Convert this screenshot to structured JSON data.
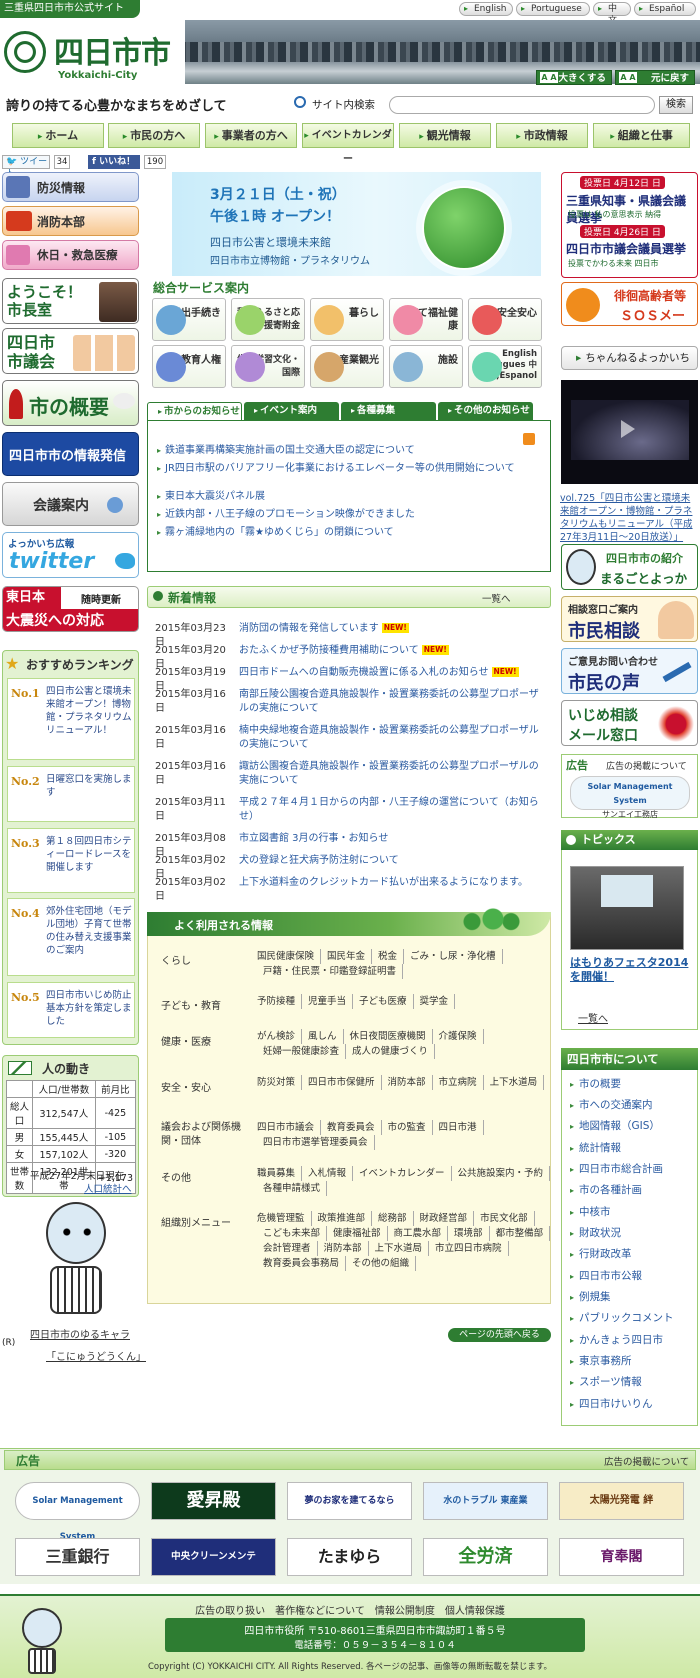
{
  "header": {
    "site_label": "三重県四日市市公式サイト",
    "languages": [
      "English",
      "Portuguese",
      "中文",
      "Español"
    ],
    "logo_text": "四日市市",
    "logo_sub": "Yokkaichi-City",
    "font_large": "大きくする",
    "font_reset": "元に戻す",
    "slogan": "誇りの持てる心豊かなまちをめざして",
    "search_label": "サイト内検索",
    "search_value": "",
    "search_button": "検索"
  },
  "nav": [
    "ホーム",
    "市民の方へ",
    "事業者の方へ",
    "イベントカレンダー",
    "観光情報",
    "市政情報",
    "組織と仕事"
  ],
  "social": {
    "tweet": "ツイート",
    "tweet_count": "34",
    "like": "いいね！",
    "like_count": "190"
  },
  "left_buttons": [
    "防災情報",
    "消防本部",
    "休日・救急医療"
  ],
  "left_banners": {
    "mayor": "ようこそ！市長室",
    "council": "四日市市議会",
    "overview": "市の概要",
    "info": "四日市市の情報発信",
    "meeting": "会議案内",
    "twitter_top": "よっかいち広報",
    "twitter": "twitter",
    "quake_top": "東日本",
    "quake_tag": "随時更新",
    "quake": "大震災への対応"
  },
  "ranking": {
    "title": "おすすめランキング",
    "items": [
      {
        "no": "No.1",
        "text": "四日市公害と環境未来館オープン！博物館・プラネタリウムリニューアル！"
      },
      {
        "no": "No.2",
        "text": "日曜窓口を実施します"
      },
      {
        "no": "No.3",
        "text": "第１８回四日市シティーロードレースを開催します"
      },
      {
        "no": "No.4",
        "text": "郊外住宅団地（モデル団地）子育て世帯の住み替え支援事業のご案内"
      },
      {
        "no": "No.5",
        "text": "四日市市いじめ防止基本方針を策定しました"
      }
    ]
  },
  "population": {
    "title": "人の動き",
    "headers": [
      "",
      "人口/世帯数",
      "前月比"
    ],
    "rows": [
      {
        "label": "総人口",
        "value": "312,547人",
        "diff": "-425"
      },
      {
        "label": "男",
        "value": "155,445人",
        "diff": "-105"
      },
      {
        "label": "女",
        "value": "157,102人",
        "diff": "-320"
      },
      {
        "label": "世帯数",
        "value": "132,201世帯",
        "diff": "+1,173"
      }
    ],
    "note": "平成27年2月末日現在",
    "link": "人口統計へ"
  },
  "mascot": {
    "caption": "四日市市のゆるキャラ",
    "r": "(R)",
    "name": "「こにゅうどうくん」"
  },
  "hero": {
    "line1": "3月２１日（土・祝）",
    "line2": "午後１時 オープン！",
    "line3": "四日市公害と環境未来館",
    "line4": "四日市市立博物館・プラネタリウム"
  },
  "services": {
    "title": "総合サービス案内",
    "items": [
      "届出手続き",
      "税金ふるさと応援寄附金",
      "暮らし",
      "子育て福祉健康",
      "安全安心",
      "教育人権",
      "生涯学習文化・国際",
      "産業観光",
      "施設",
      "English Portugues 中文,Espanol"
    ]
  },
  "news_tabs": [
    "市からのお知らせ",
    "イベント案内",
    "各種募集",
    "その他のお知らせ"
  ],
  "news_items": [
    "鉄道事業再構築実施計画の国土交通大臣の認定について",
    "JR四日市駅のバリアフリー化事業におけるエレベーター等の供用開始について",
    "東日本大震災パネル展",
    "近鉄内部・八王子線のプロモーション映像ができました",
    "霧ヶ浦緑地内の「霧★ゆめくじら」の閉鎖について"
  ],
  "new_info": {
    "title": "新着情報",
    "list_link": "一覧へ",
    "new_badge": "NEW!",
    "rows": [
      {
        "date": "2015年03月23日",
        "text": "消防団の情報を発信しています",
        "new": true
      },
      {
        "date": "2015年03月20日",
        "text": "おたふくかぜ予防接種費用補助について",
        "new": true
      },
      {
        "date": "2015年03月19日",
        "text": "四日市ドームへの自動販売機設置に係る入札のお知らせ",
        "new": true
      },
      {
        "date": "2015年03月16日",
        "text": "南部丘陵公園複合遊具施設製作・設置業務委託の公募型プロポーザルの実施について",
        "new": false
      },
      {
        "date": "2015年03月16日",
        "text": "楠中央緑地複合遊具施設製作・設置業務委託の公募型プロポーザルの実施について",
        "new": false
      },
      {
        "date": "2015年03月16日",
        "text": "諏訪公園複合遊具施設製作・設置業務委託の公募型プロポーザルの実施について",
        "new": false
      },
      {
        "date": "2015年03月11日",
        "text": "平成２７年４月１日からの内部・八王子線の運営について（お知らせ）",
        "new": false
      },
      {
        "date": "2015年03月08日",
        "text": "市立図書館 3月の行事・お知らせ",
        "new": false
      },
      {
        "date": "2015年03月02日",
        "text": "犬の登録と狂犬病予防注射について",
        "new": false
      },
      {
        "date": "2015年03月02日",
        "text": "上下水道料金のクレジットカード払いが出来るようになります。",
        "new": false
      }
    ]
  },
  "frequent": {
    "title": "よく利用される情報",
    "rows": [
      {
        "cat": "くらし",
        "links": [
          "国民健康保険",
          "国民年金",
          "税金",
          "ごみ・し尿・浄化槽",
          "戸籍・住民票・印鑑登録証明書"
        ]
      },
      {
        "cat": "子ども・教育",
        "links": [
          "予防接種",
          "児童手当",
          "子ども医療",
          "奨学金"
        ]
      },
      {
        "cat": "健康・医療",
        "links": [
          "がん検診",
          "風しん",
          "休日夜間医療機関",
          "介護保険",
          "妊婦一般健康診査",
          "成人の健康づくり"
        ]
      },
      {
        "cat": "安全・安心",
        "links": [
          "防災対策",
          "四日市市保健所",
          "消防本部",
          "市立病院",
          "上下水道局"
        ]
      },
      {
        "cat": "議会および関係機関・団体",
        "links": [
          "四日市市議会",
          "教育委員会",
          "市の監査",
          "四日市港",
          "四日市市選挙管理委員会"
        ]
      },
      {
        "cat": "その他",
        "links": [
          "職員募集",
          "入札情報",
          "イベントカレンダー",
          "公共施設案内・予約",
          "各種申請様式"
        ]
      },
      {
        "cat": "組織別メニュー",
        "links": [
          "危機管理監",
          "政策推進部",
          "総務部",
          "財政経営部",
          "市民文化部",
          "こども未来部",
          "健康福祉部",
          "商工農水部",
          "環境部",
          "都市整備部",
          "会計管理者",
          "消防本部",
          "上下水道局",
          "市立四日市病院",
          "教育委員会事務局",
          "その他の組織"
        ]
      }
    ]
  },
  "page_top": "ページの先頭へ戻る",
  "right": {
    "election1_date": "投票日 4月12日 日",
    "election1": "三重県知事・県議会議員選挙",
    "election1_sub": "投票は 私の意思表示 納得",
    "election2_date": "投票日 4月26日 日",
    "election2": "四日市市議会議員選挙",
    "election2_sub": "投票でかわる未来 四日市",
    "sos_top": "徘徊高齢者等",
    "sos": "ＳＯＳメール",
    "channel": "ちゃんねるよっかいち",
    "video_caption": "vol.725「四日市公害と環境未来館オープン・博物館・プラネタリウムもリニューアル（平成27年3月11日～20日放送）」",
    "intro_top": "四日市市の紹介",
    "intro": "まるごとよっかいち",
    "consult_top": "相談窓口ご案内",
    "consult": "市民相談",
    "voice_top": "ご意見お問い合わせ",
    "voice": "市民の声",
    "bully_top": "いじめ相談",
    "bully": "メール窓口",
    "ad_label": "広告",
    "ad_link": "広告の掲載について",
    "ad_sponsor": "Solar Management System",
    "ad_sponsor_sub": "サンエイ工務店",
    "topics_title": "トピックス",
    "topics_link": "はもりあフェスタ2014を開催！",
    "topics_list": "一覧へ",
    "about_title": "四日市市について",
    "about": [
      "市の概要",
      "市への交通案内",
      "地図情報（GIS）",
      "統計情報",
      "四日市市総合計画",
      "市の各種計画",
      "中核市",
      "財政状況",
      "行財政改革",
      "四日市市公報",
      "例規集",
      "パブリックコメント",
      "かんきょう四日市",
      "東京事務所",
      "スポーツ情報",
      "四日市けいりん"
    ]
  },
  "ads": {
    "title": "広告",
    "link": "広告の掲載について",
    "items": [
      "Solar Management System",
      "愛昇殿",
      "夢のお家を建てるなら",
      "水のトラブル 東産業",
      "太陽光発電 絆",
      "三重銀行",
      "中央クリーンメンテ",
      "たまゆら",
      "全労済",
      "育奉閣"
    ]
  },
  "footer": {
    "links": [
      "広告の取り扱い",
      "著作権などについて",
      "情報公開制度",
      "個人情報保護"
    ],
    "address": "四日市市役所 〒510-8601三重県四日市市諏訪町１番５号",
    "phone": "電話番号：０５９－３５４－８１０４",
    "copyright": "Copyright (C) YOKKAICHI CITY. All Rights Reserved. 各ページの記事、画像等の無断転載を禁じます。"
  },
  "colors": {
    "green": "#2e7d32",
    "light_green": "#e8f3d6",
    "red": "#c8102e",
    "link": "#2a5aa0",
    "yellow_panel": "#fdfbe1"
  }
}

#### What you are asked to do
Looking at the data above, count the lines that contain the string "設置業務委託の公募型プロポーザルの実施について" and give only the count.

#### Answer to this task
3